Most people are familiar with the newer face of St. Elizabeth's, a high school for girls that was founded in 1882. This part of the school building faces Arsenal:
But the old entrance to the school is at Crittenden and Tennessee. This part of Crittenden is closed to Grand, where it would otherwise empty out, so it's essentially a cul-de-sac now, very quiet and untraveled, ending with this lovely view:
I turned down Louisiana, heading past Roosevelt High School, another venerable and quite beautiful educational institution whose future may be in doubt. As I approached Connecticut, I noticed a pungent smell. It turned out to be a car on fire. There was a man on the sidewalk alongside the school grounds, yelling at a woman to move her car, which was directly behind the burning vehicle. In this picture you can see her heeding his advice:

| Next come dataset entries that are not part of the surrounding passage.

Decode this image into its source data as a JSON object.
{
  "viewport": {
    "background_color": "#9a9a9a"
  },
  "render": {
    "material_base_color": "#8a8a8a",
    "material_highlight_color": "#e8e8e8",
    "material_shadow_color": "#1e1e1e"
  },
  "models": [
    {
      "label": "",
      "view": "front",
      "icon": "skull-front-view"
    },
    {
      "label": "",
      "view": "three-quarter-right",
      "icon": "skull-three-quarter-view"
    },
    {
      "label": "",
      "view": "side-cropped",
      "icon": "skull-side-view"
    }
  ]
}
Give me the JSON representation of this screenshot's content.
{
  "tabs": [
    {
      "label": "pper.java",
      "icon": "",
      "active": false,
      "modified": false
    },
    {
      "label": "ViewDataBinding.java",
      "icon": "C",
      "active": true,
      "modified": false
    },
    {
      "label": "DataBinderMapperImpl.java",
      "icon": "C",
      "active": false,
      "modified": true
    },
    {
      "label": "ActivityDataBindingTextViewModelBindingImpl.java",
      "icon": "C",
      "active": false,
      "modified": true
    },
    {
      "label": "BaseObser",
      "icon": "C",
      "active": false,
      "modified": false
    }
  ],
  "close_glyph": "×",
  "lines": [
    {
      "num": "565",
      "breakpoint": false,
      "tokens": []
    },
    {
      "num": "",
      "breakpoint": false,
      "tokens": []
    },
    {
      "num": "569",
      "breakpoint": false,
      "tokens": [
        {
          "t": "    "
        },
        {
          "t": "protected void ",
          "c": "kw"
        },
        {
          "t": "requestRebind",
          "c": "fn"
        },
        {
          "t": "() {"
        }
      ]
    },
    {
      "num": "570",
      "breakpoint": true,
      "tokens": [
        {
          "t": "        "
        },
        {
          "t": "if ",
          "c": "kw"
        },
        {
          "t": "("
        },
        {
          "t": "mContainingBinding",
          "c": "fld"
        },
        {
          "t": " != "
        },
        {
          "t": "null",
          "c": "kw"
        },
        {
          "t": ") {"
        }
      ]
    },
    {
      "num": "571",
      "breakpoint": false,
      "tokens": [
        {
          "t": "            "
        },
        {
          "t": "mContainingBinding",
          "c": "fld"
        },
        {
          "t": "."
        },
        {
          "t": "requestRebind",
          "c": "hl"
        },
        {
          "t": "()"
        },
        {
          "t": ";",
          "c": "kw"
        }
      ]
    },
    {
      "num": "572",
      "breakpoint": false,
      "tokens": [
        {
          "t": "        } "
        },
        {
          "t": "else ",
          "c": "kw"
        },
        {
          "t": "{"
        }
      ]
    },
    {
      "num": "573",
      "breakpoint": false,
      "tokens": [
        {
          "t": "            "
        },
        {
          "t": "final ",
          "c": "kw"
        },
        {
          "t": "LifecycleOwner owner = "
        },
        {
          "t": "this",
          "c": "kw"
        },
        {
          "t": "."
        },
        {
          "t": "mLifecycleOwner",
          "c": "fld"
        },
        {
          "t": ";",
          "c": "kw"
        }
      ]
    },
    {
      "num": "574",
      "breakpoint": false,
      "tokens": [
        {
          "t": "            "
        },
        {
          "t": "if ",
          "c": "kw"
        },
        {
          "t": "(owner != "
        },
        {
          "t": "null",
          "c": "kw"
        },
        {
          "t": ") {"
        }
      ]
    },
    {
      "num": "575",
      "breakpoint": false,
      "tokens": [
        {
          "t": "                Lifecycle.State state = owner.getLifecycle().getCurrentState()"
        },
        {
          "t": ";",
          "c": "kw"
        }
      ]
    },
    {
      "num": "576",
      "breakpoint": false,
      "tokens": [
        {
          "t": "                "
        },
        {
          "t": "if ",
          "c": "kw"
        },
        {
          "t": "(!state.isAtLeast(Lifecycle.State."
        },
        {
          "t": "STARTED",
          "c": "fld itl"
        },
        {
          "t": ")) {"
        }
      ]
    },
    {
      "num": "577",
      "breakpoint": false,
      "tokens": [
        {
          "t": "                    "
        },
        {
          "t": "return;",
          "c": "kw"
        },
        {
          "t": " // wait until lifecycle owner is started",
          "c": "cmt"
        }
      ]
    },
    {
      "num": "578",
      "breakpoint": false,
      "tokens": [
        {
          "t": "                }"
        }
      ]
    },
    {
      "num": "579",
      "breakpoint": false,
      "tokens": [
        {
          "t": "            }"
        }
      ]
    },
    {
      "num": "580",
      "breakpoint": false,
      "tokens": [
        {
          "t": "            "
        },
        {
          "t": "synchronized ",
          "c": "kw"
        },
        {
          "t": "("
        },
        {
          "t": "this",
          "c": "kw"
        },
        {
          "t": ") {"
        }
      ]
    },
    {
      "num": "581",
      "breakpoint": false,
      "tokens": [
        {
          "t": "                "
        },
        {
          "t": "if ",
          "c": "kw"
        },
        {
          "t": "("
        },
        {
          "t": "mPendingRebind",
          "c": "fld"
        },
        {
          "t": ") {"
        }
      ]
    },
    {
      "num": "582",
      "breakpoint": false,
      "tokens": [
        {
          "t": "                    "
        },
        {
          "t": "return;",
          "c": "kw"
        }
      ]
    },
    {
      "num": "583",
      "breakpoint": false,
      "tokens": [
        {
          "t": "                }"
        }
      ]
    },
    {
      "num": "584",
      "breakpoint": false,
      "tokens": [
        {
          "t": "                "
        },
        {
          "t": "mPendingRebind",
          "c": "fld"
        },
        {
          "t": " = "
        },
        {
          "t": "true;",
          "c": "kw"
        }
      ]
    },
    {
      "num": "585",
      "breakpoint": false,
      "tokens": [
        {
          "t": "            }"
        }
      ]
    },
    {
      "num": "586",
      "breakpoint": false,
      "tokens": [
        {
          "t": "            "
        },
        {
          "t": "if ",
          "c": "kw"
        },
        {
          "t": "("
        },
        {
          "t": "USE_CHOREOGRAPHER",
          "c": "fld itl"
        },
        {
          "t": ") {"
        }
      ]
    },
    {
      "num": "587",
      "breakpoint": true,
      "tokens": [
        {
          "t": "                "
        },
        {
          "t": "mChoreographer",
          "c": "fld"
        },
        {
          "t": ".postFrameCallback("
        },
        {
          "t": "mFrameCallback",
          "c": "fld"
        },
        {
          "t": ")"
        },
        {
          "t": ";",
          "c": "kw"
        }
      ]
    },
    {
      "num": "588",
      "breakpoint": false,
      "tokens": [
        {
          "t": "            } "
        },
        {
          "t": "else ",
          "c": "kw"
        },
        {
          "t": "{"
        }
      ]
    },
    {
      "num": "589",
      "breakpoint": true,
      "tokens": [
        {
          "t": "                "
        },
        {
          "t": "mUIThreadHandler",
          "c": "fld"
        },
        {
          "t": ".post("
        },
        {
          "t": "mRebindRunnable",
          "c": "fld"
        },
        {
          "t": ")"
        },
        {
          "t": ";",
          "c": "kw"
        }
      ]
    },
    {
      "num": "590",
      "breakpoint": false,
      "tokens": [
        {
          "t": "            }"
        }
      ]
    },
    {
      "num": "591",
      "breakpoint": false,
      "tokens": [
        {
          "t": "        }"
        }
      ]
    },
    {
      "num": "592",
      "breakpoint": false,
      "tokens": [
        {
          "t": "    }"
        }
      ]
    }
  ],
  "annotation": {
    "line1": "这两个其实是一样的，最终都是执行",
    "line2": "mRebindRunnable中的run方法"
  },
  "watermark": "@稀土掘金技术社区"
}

I took Louisiana down to Osage and turned there at Marquette Park, another little treasure that's tucked away in a somewhat forgotten neighborhood. There's an outdoor pool there, which costs $2 to swim in for adults, $1 for kids. (I asked.)
If you ride around to the front of this complex, on Minnesota, you can see evidence of St. Louis's old public spirit in this fine pool building.
This section of Minnesota, incidentally, is still constructed of brick, so it feels like a time warp back to an earlier era.
Also part of this complex is something called the Thomas Dunn Learning Center, a more recent edifice that is not without its own charm:
I took Gasconade up to Laclede Park, where I noticed this sign on the back of Meramec Elementary School:
I rode toward Broadway, past St. Alexian Hospital, then across Broadway. This spooky-looking abandoned house was on Illinois, between Osage and Keokuk:
I like this house, at Marine and Miami, though I imagine it'd be worth a lot more if it were located somewhere else:
The old Lemp brewery complex, another dramatic and sadly beautiful reminder of St. Louis's past—and perhaps, one fears, a harbinger of the future should InBev decide to close the Anheuser-Busch brewery.
I seem to recall going to this dairy on Cherokee for ice cream with my uncle and cousins when I was about 15, but I might be mistaken. In any case, it's a cool sign:
My friend Ben edited a documentary about this place, which is an assisted-living facility for adults. It's at Utah and Texas, an intersection that is the inspiration for its southwestern theme and name, Silver Spur. I had completely forgotten about this place and was delighted to come upon it unexpectedly.
This leaning house, further west on Utah, looks to be in desperate need of piering:
Even further west on Utah, just past Grand, the homeowners seem to have more resources at their disposal:
I've always loved this urbane little spot on Spring Avenue:
So that was today's hour-long ramble through the south side of St. Louis. Is there any other place in the metro area that features such a richness of architectural beauty, historical evocativeness, decaying grandeur, neighborhood revitilization, and ethnic, racial, and economic diversity?